▶ Task brief
Whichever lines of the material contain "just", copy each of them.

▶ Supplied data
────────────────

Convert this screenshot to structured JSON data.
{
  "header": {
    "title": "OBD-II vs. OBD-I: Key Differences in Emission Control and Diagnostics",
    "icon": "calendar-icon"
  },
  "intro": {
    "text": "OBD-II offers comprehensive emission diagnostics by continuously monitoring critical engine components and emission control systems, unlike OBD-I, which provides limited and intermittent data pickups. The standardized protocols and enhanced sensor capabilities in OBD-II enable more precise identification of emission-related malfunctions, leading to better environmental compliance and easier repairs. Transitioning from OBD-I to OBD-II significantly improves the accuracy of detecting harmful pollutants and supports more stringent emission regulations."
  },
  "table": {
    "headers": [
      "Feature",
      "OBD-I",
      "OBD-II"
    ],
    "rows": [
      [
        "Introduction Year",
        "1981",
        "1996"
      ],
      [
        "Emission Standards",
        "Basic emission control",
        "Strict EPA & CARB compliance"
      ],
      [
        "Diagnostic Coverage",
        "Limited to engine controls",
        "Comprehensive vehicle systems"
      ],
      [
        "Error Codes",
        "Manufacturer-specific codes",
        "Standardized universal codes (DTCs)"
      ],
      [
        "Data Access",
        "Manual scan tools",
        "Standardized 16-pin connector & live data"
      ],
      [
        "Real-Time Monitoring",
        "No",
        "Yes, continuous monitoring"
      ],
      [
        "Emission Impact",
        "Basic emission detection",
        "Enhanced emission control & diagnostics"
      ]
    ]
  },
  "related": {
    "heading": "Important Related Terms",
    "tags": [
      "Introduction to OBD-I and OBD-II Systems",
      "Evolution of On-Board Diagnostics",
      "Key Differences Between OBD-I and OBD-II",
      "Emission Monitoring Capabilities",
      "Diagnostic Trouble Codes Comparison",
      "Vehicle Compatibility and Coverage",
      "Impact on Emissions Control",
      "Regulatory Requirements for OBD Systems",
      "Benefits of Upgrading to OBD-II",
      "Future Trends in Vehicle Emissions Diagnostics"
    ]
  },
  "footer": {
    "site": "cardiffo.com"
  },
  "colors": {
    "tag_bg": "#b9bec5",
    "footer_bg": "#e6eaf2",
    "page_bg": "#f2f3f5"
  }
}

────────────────

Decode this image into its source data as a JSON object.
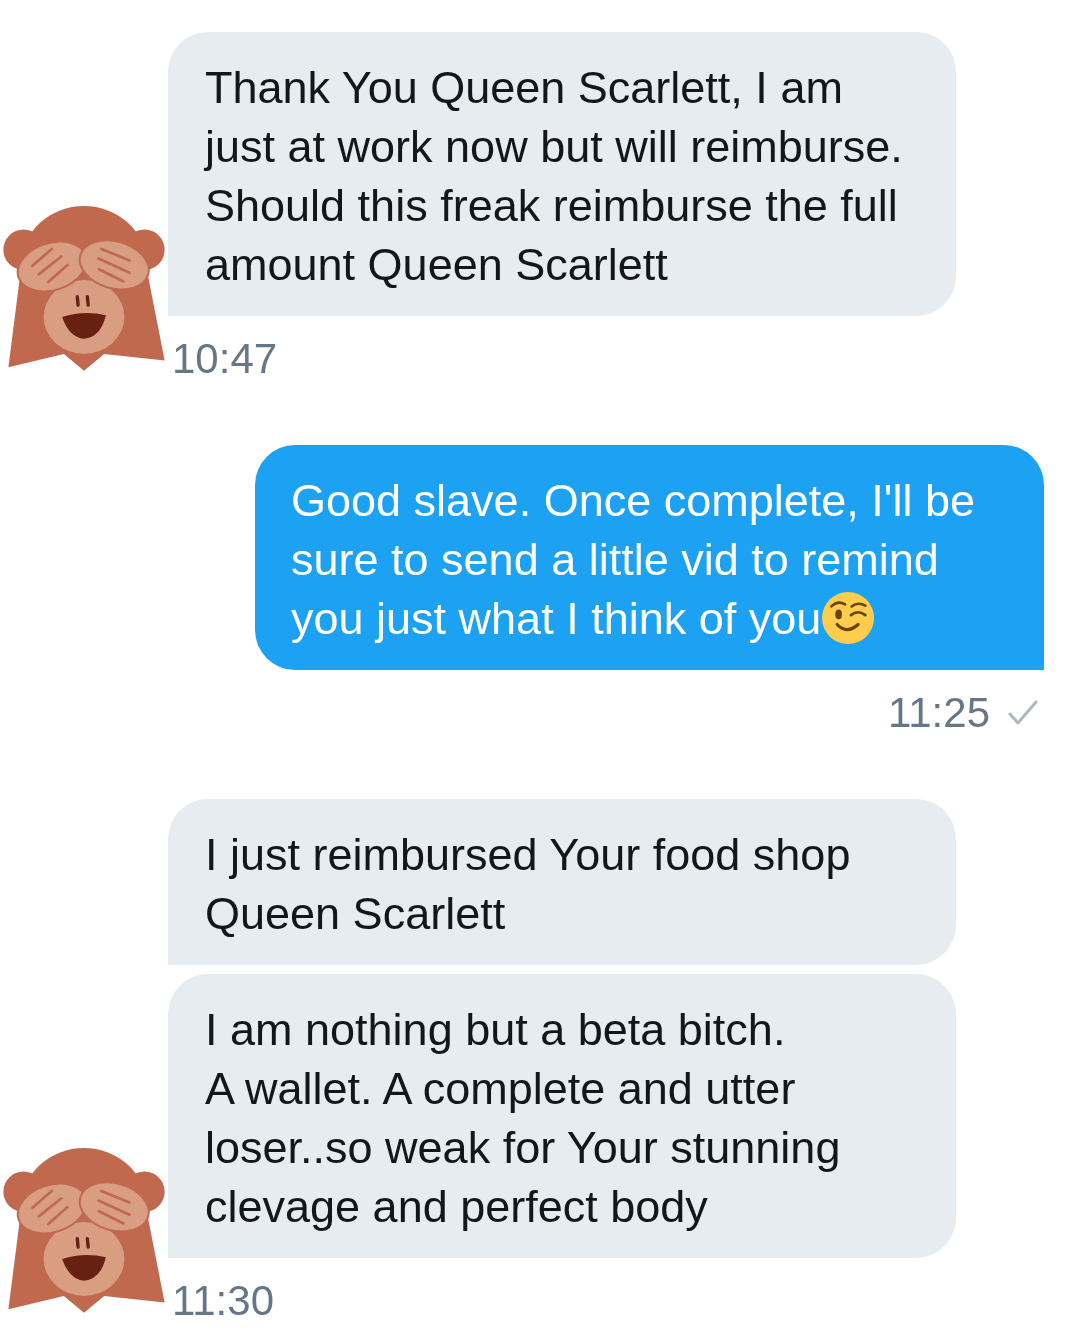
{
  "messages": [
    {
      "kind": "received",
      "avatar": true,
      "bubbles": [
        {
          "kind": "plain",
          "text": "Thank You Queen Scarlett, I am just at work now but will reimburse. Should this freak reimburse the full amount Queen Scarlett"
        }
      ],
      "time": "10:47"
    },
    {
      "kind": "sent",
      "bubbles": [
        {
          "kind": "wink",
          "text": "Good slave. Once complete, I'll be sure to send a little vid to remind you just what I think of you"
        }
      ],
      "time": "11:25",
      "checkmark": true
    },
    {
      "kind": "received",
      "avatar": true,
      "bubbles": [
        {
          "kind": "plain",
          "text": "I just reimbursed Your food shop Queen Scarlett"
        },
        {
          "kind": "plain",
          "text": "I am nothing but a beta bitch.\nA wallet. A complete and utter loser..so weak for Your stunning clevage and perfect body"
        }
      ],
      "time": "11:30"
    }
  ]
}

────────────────

▶ Reply to the exercise
          "text": "Thank You Queen Scarlett, I am just at work now but will reimburse. Should this freak reimburse the full amount Queen Scarlett"
          "text": "Good slave. Once complete, I'll be sure to send a little vid to remind you just what I think of you"
          "text": "I just reimbursed Your food shop Queen Scarlett"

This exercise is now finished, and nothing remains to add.